═════ Data shown

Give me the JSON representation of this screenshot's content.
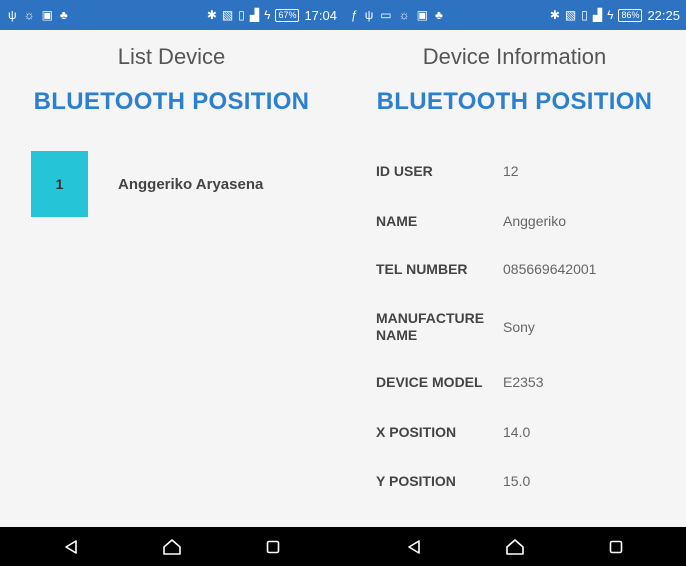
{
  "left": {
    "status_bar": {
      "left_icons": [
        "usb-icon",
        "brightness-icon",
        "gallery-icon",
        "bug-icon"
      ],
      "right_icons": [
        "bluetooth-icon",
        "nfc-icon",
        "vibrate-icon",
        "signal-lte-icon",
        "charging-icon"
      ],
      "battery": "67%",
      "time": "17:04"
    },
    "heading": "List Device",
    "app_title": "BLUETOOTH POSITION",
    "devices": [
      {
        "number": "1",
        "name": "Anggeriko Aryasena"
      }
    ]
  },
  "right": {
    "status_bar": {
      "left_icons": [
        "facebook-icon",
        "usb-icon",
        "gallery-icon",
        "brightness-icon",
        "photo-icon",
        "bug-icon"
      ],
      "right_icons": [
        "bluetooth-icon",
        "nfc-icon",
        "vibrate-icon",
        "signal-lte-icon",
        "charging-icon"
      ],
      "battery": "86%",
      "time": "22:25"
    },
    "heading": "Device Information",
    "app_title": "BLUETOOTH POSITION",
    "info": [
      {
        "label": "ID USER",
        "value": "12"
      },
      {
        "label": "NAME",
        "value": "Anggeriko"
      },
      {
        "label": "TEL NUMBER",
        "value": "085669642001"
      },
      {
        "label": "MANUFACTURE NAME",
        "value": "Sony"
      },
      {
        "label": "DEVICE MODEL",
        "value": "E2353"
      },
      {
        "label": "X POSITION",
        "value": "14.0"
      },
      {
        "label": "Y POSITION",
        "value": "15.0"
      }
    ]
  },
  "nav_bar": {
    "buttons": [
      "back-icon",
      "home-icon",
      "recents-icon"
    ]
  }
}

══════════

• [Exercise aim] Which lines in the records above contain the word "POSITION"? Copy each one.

• [Task response]
    "app_title": "BLUETOOTH POSITION",
    "app_title": "BLUETOOTH POSITION",
        "label": "X POSITION",
        "label": "Y POSITION",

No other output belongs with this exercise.